However, Aidan was especially interested in applying what is known about the psychology of cognitive processes to facilitating excellent performance in athletes. He had an international reputation as the Irish sports psychologist and was a founding member of the Psychological Psychology of Ireland’s Division of Sport, Exercise and Performance Psychology. He delivered keynote addresses at international congresses around the world, for example the Association of Applied Sport Psychology (Phoenix, Arizona, 2016). A consultant to many of Ireland's leading professional sports performers and teams, Aidan was for a period official psychologist to the Irish Olympic Squad, and was a former chair of Sport Ireland Institute, Quality Assurance Committee.

One of Aidan’s most significant contributions to psychology at UCD was in his role as Director of the UCD Psychology Research Laboratory. Originally based in Thornfield House on the Stillorgan Road opposite RTE, Aidan oversaw the move of the “labs”, first to the Science Lecture Building (now part of the UCD Science Centre), and then to their current home in the Newman Building. In this role, Aidan revolutionised the way undergraduates were taught experimental psychology at UCD and for many UCD graduates, it was their engagement with Aidan in his beloved labs, that has stayed with them. He developed a rigorous system for teaching undergraduates how to use the scientific method, and up-to-date equipment to investigate psychological phenomena. This system which Aidan pioneered, opened the door for UCD psychology graduates to be highly competitive when applying for admission to postgraduate psychology programme at international centres of excellence. To this day, Aidan’s Thornfield Manual (which has been revised regularly since its first edition in the 1980s) is still a central resource guiding the way in which experimental psychology is taught at UCD. When students remember Aidan, one of the things they note is how he remembered everyone’s name on his regular visits to undergraduate lab sessions, and of course, his annual attendance at the UCD PsychSoc Ball was a highlight for many cohorts of studnets. Aidan served as Honorary Treasurer on UCD PsychSoc and was one of the strongest advocates for students in the school. Aidan also published books and audio books for a general student readership on how to use insights from cognitive psychology to manage the learning process at university and to write academic papers.

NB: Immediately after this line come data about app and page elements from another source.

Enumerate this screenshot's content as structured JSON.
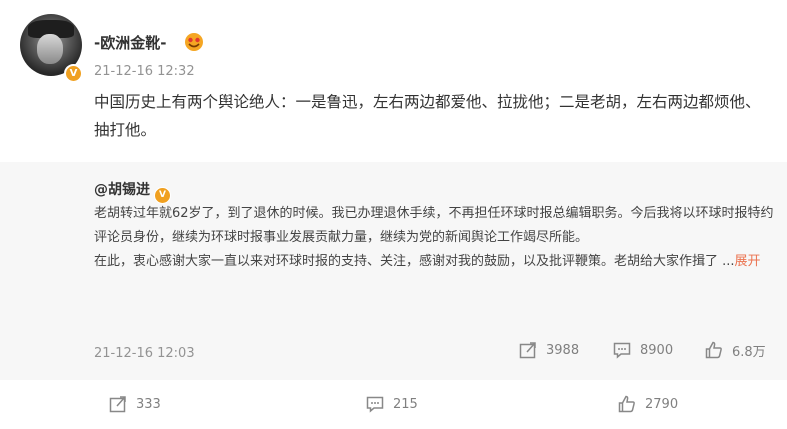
{
  "post": {
    "username": "-欧洲金靴-",
    "timestamp": "21-12-16 12:32",
    "text": "中国历史上有两个舆论绝人：一是鲁迅，左右两边都爱他、拉拢他；二是老胡，左右两边都烦他、抽打他。",
    "verified_icon": "v-badge-icon",
    "user_tag_icon": "emoji-tag-icon"
  },
  "repost": {
    "author": "@胡锡进",
    "paragraph1": "老胡转过年就62岁了，到了退休的时候。我已办理退休手续，不再担任环球时报总编辑职务。今后我将以环球时报特约评论员身份，继续为环球时报事业发展贡献力量，继续为党的新闻舆论工作竭尽所能。",
    "paragraph2": "在此，衷心感谢大家一直以来对环球时报的支持、关注，感谢对我的鼓励，以及批评鞭策。老胡给大家作揖了 ...",
    "expand_label": "展开",
    "timestamp": "21-12-16 12:03",
    "repost_count": "3988",
    "comment_count": "8900",
    "like_count": "6.8万"
  },
  "actions": {
    "repost_count": "333",
    "comment_count": "215",
    "like_count": "2790"
  },
  "colors": {
    "accent_orange": "#eb7350",
    "badge": "#f0a020",
    "muted": "#939393"
  }
}
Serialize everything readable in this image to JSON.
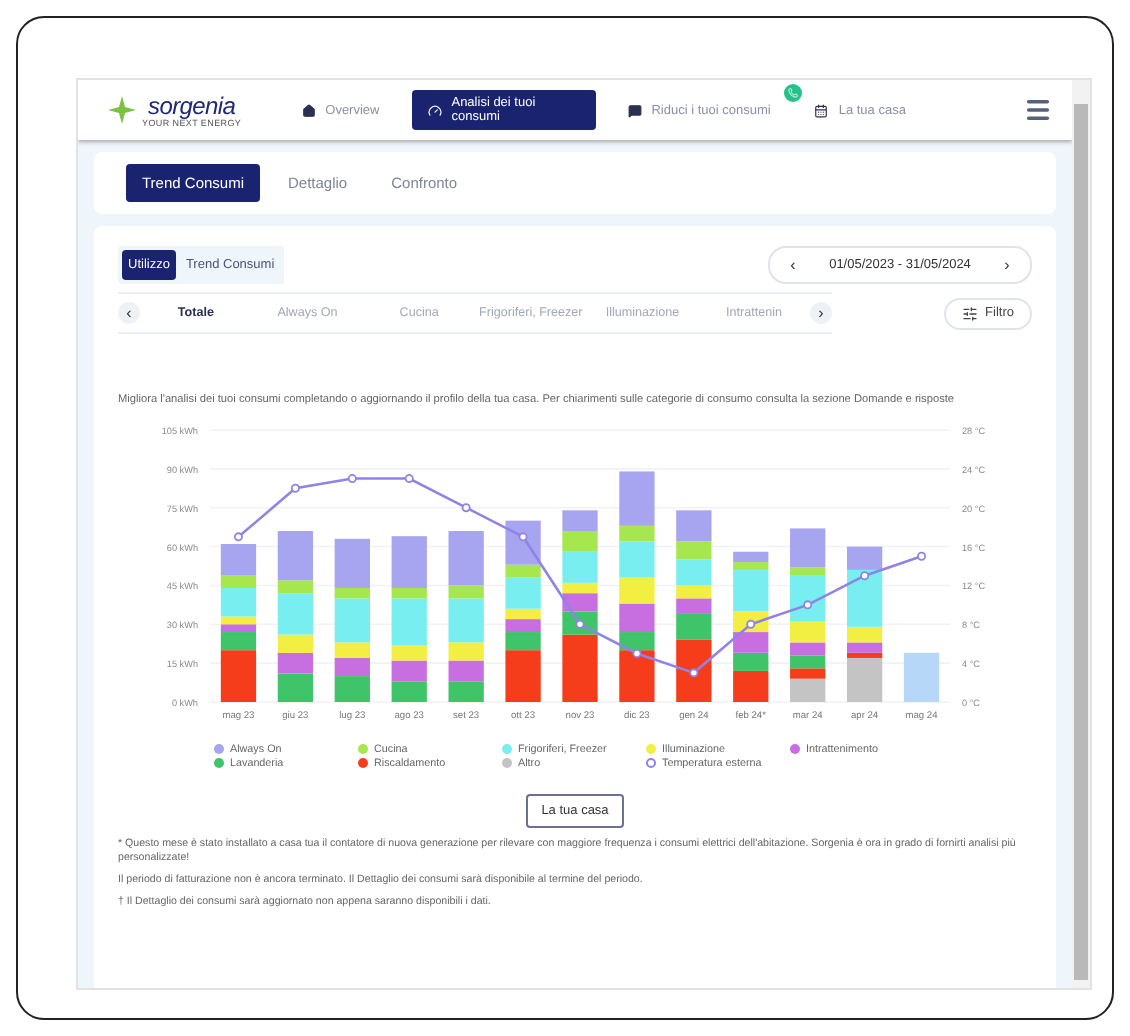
{
  "nav": {
    "logo": "sorgenia",
    "tagline": "YOUR NEXT ENERGY",
    "items": [
      {
        "label": "Overview",
        "selected": false,
        "badge": false
      },
      {
        "label": "Analisi dei tuoi consumi",
        "selected": true,
        "badge": false
      },
      {
        "label": "Riduci i tuoi consumi",
        "selected": false,
        "badge": true
      },
      {
        "label": "La tua casa",
        "selected": false,
        "badge": false
      }
    ]
  },
  "tabs": [
    {
      "label": "Trend Consumi",
      "selected": true
    },
    {
      "label": "Dettaglio",
      "selected": false
    },
    {
      "label": "Confronto",
      "selected": false
    }
  ],
  "toggle": [
    {
      "label": "Utilizzo",
      "selected": true
    },
    {
      "label": "Trend Consumi",
      "selected": false
    }
  ],
  "date_range": {
    "prev": "‹",
    "label": "01/05/2023 - 31/05/2024",
    "next": "›"
  },
  "categories": {
    "prev": "‹",
    "next": "›",
    "items": [
      {
        "label": "Totale",
        "selected": true
      },
      {
        "label": "Always On",
        "selected": false
      },
      {
        "label": "Cucina",
        "selected": false
      },
      {
        "label": "Frigoriferi, Freezer",
        "selected": false
      },
      {
        "label": "Illuminazione",
        "selected": false
      },
      {
        "label": "Intrattenin",
        "selected": false
      }
    ]
  },
  "filter_button": "Filtro",
  "intro": "Migliora l'analisi dei tuoi consumi completando o aggiornando il profilo della tua casa. Per chiarimenti sulle categorie di consumo consulta la sezione Domande e risposte",
  "chart_data": {
    "type": "bar",
    "stacked": true,
    "grid": true,
    "categories": [
      "mag 23",
      "giu 23",
      "lug 23",
      "ago 23",
      "set 23",
      "ott 23",
      "nov 23",
      "dic 23",
      "gen 24",
      "feb 24*",
      "mar 24",
      "apr 24",
      "mag 24"
    ],
    "ylim": [
      0,
      105
    ],
    "yticks": [
      {
        "value": 0,
        "label": "0 kWh"
      },
      {
        "value": 15,
        "label": "15 kWh"
      },
      {
        "value": 30,
        "label": "30 kWh"
      },
      {
        "value": 45,
        "label": "45 kWh"
      },
      {
        "value": 60,
        "label": "60 kWh"
      },
      {
        "value": 75,
        "label": "75 kWh"
      },
      {
        "value": 90,
        "label": "90 kWh"
      },
      {
        "value": 105,
        "label": "105 kWh"
      }
    ],
    "y2lim": [
      0,
      28
    ],
    "y2ticks": [
      {
        "value": 0,
        "label": "0 °C"
      },
      {
        "value": 4,
        "label": "4 °C"
      },
      {
        "value": 8,
        "label": "8 °C"
      },
      {
        "value": 12,
        "label": "12 °C"
      },
      {
        "value": 16,
        "label": "16 °C"
      },
      {
        "value": 20,
        "label": "20 °C"
      },
      {
        "value": 24,
        "label": "24 °C"
      },
      {
        "value": 28,
        "label": "28 °C"
      }
    ],
    "series": [
      {
        "name": "Always On",
        "color": "#a7a4f0",
        "values": [
          12,
          19,
          19,
          20,
          21,
          17,
          8,
          21,
          12,
          4,
          15,
          9,
          null
        ]
      },
      {
        "name": "Cucina",
        "color": "#a6e64f",
        "values": [
          5,
          5,
          4,
          4,
          5,
          5,
          8,
          6,
          7,
          3,
          3,
          0,
          null
        ]
      },
      {
        "name": "Frigoriferi, Freezer",
        "color": "#78eef0",
        "values": [
          11,
          16,
          17,
          18,
          17,
          12,
          12,
          14,
          10,
          16,
          18,
          22,
          null
        ]
      },
      {
        "name": "Illuminazione",
        "color": "#f2ee42",
        "values": [
          3,
          7,
          6,
          6,
          7,
          4,
          4,
          10,
          5,
          8,
          8,
          6,
          null
        ]
      },
      {
        "name": "Intrattenimento",
        "color": "#c76fe0",
        "values": [
          3,
          8,
          7,
          8,
          8,
          5,
          7,
          11,
          6,
          8,
          5,
          4,
          null
        ]
      },
      {
        "name": "Lavanderia",
        "color": "#3fc46a",
        "values": [
          7,
          11,
          10,
          8,
          8,
          7,
          9,
          7,
          10,
          7,
          5,
          0,
          null
        ]
      },
      {
        "name": "Riscaldamento",
        "color": "#f53d1c",
        "values": [
          20,
          0,
          0,
          0,
          0,
          20,
          26,
          20,
          24,
          12,
          4,
          2,
          null
        ]
      },
      {
        "name": "Altro",
        "color": "#c4c4c4",
        "values": [
          0,
          0,
          0,
          0,
          0,
          0,
          0,
          0,
          0,
          0,
          9,
          17,
          null
        ]
      },
      {
        "color": "#b6d7f7",
        "values": [
          null,
          null,
          null,
          null,
          null,
          null,
          null,
          null,
          null,
          null,
          null,
          null,
          19
        ]
      },
      {
        "name": "Temperatura esterna",
        "type": "line",
        "marker": true,
        "axis": "y2",
        "color": "#8f84e6",
        "values": [
          17,
          22,
          23,
          23,
          20,
          17,
          8,
          5,
          3,
          8,
          10,
          13,
          15
        ]
      }
    ]
  },
  "home_button": "La tua casa",
  "notes": [
    "* Questo mese è stato installato a casa tua il contatore di nuova generazione per rilevare con maggiore frequenza i consumi elettrici dell'abitazione. Sorgenia è ora in grado di fornirti analisi più personalizzate!",
    "Il periodo di fatturazione non è ancora terminato. Il Dettaglio dei consumi sarà disponibile al termine del periodo.",
    "† Il Dettaglio dei consumi sarà aggiornato non appena saranno disponibili i dati."
  ]
}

Aidan’s service to UCD was not only as Director of the Psychology Laboratory. He also served as Head of the UCD Department of Psychology on two occasions (1998-1999, 2001-2002). He was awarded a personal chair (UCD Professor of Cognitive Psychology) in 2006. His wider contribution to UCD included significant contributions to college and university-level committees. He was a regular broadcaster on national radio, speaking about a very wide range of topics relevant to the application of cognitive psychology in everyday life.  

Professor Aidan Moran was a leading UCD psychologist, a wonderful colleague and mentor, an inspirational teacher, and a dear friend to all who worked with him. Many will know he excelled in sport; he particularly known for his love of tennis and soccer, with some UCD graduates being lucky enough to play on his team in five-aside football! However, some may be surprised to know he was also a skilled musician, in particular on the wooden flute. He will be sadly missed by all who have been lucky enough to know him.  He leaves behind his beloved wife Angela and their lovely son Kevin, his brothers Ciaran, Dermot and sister Patricia, and his extended family.

A book of condolences has been opened on the UCD School of Psychology Website.

AC, SG